### [EXERCISE GOAL]
Pick each line that has "title" out of the records.

### [DATA RECORDS]
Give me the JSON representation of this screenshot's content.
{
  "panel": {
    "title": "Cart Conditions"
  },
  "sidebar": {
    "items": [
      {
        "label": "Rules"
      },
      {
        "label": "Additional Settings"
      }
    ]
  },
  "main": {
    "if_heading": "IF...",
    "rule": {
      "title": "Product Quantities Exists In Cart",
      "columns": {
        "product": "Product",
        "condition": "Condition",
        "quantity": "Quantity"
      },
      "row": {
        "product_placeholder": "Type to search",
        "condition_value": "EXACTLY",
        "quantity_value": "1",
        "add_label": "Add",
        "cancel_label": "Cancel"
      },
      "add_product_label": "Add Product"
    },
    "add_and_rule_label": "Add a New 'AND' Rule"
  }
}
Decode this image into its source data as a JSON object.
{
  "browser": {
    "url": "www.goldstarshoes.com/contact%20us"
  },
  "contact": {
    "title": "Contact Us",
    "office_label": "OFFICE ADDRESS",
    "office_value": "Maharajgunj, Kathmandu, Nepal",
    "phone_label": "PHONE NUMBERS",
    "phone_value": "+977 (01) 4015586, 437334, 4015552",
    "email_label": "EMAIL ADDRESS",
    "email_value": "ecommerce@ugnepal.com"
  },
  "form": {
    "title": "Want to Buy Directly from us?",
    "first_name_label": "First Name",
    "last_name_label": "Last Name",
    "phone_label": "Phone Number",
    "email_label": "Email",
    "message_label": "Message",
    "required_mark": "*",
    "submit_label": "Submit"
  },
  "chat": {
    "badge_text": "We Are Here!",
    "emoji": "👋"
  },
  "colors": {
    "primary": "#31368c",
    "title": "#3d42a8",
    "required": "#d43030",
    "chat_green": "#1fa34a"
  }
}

### [TASK OUTPUT]
    "title": "Cart Conditions"
      "title": "Product Quantities Exists In Cart",
    "title": "Contact Us",
    "title": "Want to Buy Directly from us?",
    "title": "#3d42a8",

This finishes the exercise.